The partition coefficient was determined by the estimation and it is estimated to be 2.73 at room temperature 25°C (ca.).

The density has been measured as 0.839 g/ml

This substance is considered to be a surface-active material, based on a surface tension of similar substances. A masurement has not been performed due to the solubility, that is very low. It is considered stable in organic solvent and dissociation constant doesn’t need to be calculated.

Based on those data the substance is expected to be orally absorbed, while dermal absorption is expected to be very low based on the molecular weight at around 500 d and the ionic characterr of the substance and inhalatory exposure is not expected

Distribution can not be assessed properly, based on the fact that repeated dose testing on similar substance didn't reported sistemic toxicity or accumulation in specific tissues, at the tested doses. The substance, when assumed orally, is hydrolised in the sulphosuccinic part, whose metabolism and distribution has been extensively studied and excretion at very high evels has been measured. While the long chain alcoholic part is presumably absorbed, oxidised to the corresponding fatty acid moyety and it will enter in the fatty acid metabolic cycle.

Part 2: Read-across to Docusate sodium
No test data were available for current substance, however read across data were available from Docusate sodium. Data from docusate sodium can be taken into account to follow the sulphosuccinic portion that will generate afer hydrolysis in the stomach after oral uptake.

- The absorption, excretion and metabolism of read across substance Docusate sodium have been investigated in rats, rabbits, dogs and man (Kelly, 1973). Radiolabelled compound carbon-14 was used in animal studies and unlabelled Docusate sodium in certain studies in rats, dogs and man. Both studies show a good absorption of the compound. From the studies with unlabelled Docusate sodium in the rat, the percent excretion of metabolites (2-ethylhexanol derivatives) seem to be similar after oral and intravenous administration demonstrating the good absorption of the compound. Confirmation of extensive absorption was obtained through oral dosage of 10 mg/kg carbon-14 labelled compound.

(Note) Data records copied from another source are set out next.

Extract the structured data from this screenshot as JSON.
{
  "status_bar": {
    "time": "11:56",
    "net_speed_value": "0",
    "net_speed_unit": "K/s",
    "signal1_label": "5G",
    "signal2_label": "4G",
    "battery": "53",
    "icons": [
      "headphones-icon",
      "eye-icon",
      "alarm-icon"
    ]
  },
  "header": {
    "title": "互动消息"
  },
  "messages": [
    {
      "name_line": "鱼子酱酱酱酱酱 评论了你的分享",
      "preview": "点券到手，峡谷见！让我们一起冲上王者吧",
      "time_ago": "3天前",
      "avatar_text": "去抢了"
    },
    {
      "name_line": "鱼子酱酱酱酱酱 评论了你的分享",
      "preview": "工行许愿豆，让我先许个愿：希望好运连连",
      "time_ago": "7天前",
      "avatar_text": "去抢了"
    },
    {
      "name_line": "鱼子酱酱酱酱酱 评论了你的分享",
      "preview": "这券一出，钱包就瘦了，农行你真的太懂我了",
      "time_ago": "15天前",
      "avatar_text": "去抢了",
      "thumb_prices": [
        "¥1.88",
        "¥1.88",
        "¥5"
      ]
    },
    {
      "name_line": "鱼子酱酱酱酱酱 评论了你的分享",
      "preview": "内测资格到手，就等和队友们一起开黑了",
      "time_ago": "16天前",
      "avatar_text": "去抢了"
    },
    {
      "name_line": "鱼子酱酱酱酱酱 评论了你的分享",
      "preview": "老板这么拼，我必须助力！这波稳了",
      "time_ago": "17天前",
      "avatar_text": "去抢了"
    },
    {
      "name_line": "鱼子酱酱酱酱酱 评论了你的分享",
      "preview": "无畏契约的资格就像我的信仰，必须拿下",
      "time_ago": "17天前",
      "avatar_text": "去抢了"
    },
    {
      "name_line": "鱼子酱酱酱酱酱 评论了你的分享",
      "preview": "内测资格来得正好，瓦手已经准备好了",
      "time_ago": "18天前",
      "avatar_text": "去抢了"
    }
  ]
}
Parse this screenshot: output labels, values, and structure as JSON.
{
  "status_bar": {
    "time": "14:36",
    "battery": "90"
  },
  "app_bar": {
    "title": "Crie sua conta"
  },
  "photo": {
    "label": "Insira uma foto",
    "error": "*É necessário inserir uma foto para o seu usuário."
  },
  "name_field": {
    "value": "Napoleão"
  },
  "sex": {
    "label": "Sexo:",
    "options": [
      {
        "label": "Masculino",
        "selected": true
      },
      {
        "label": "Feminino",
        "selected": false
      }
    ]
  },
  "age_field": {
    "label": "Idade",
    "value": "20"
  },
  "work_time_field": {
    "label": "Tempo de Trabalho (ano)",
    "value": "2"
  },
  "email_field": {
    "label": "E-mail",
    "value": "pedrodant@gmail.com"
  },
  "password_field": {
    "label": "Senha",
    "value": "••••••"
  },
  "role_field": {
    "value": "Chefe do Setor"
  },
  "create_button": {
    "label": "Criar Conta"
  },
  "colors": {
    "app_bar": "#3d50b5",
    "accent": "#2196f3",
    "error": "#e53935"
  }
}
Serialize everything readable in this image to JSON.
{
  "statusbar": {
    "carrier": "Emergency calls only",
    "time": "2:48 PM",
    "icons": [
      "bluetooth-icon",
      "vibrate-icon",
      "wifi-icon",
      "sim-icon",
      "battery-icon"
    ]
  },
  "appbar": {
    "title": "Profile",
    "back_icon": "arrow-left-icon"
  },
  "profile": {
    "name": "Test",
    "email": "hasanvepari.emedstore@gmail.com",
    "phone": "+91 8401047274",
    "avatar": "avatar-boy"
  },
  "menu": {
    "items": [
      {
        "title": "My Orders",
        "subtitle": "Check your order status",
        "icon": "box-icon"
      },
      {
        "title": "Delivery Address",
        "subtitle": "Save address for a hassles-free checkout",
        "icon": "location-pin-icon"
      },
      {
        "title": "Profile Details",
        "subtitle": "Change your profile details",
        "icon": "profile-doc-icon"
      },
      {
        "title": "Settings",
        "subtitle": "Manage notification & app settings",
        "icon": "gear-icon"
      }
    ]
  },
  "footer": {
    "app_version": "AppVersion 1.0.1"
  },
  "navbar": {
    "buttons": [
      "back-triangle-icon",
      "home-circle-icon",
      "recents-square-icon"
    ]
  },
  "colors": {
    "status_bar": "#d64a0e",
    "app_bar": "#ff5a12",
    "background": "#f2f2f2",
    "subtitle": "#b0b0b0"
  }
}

A comparison of an intravenous and an oral dose of 4 mg/kg of radiolabelled Docusate sodium in the rabbit also indicated a high degree of absorption following oral dosage in this species. Each route of administration resulted in the excretion of over 90% of the radioactivity in the urine after 48 hours. After 24 hours 89.4% and 72.8% are found after intravenous and oral administration respectively. As in the case of the rat, extensive metabolism was observed in the rabbit. A comparison of an oral and an intravenous dose of 4 mg/kg carbon-14 Docusate sodium in the dog yielded remarkably similar excretion patterns and metabolic profiles. However compared to the rat and rabbit, excretion via feces is higher than via urine. After 96 hours around 25% is excreted in the urine (20% after 24 hours), while around 71% is excreted in the feces (65-70% after 48 hours). Countercurrent distribution curves on the urine of these animals were almost identical.

- In man, peak concentrations of Docusate sodium in serum occurred at 2 hours after dosage with 200 mg. These values, in two men, were 7.9 and 5.5 µg/mL, similar in magnitude to the plasma concentration seen at 1 hour in the orally dosed dog (7.4 µg/mL) which received 4 mg/kg. The analysis of human serum was done by gas chromatography and that of dog plasma by the radiometric method. The excretion of 2-ethylhexanol derivatives in the urine of man accounted for only a very small amount of the administered dose of Docusate sodium, a finding similar to that seen in the urine of the dog. An attempt to compare the urine of man and the dog by analysis of 2-ethylhexanol forming compounds in countercurrent distribution fractions did not yield fruitful results. The metabolites found in dog urine are assumed to be incompletely hydrolysed ester derivatives of Docusate sodium.


- Kelly R. G. (1973). The pharmacokinetics and metabolism of dioctyl sodium sulfosuccinate in several animal species and man. Testing laboratory: American Cyanamid. Report no.: 07066. Owner company: Cytec. Study number: 7235-03. Report date: 1973-04-10.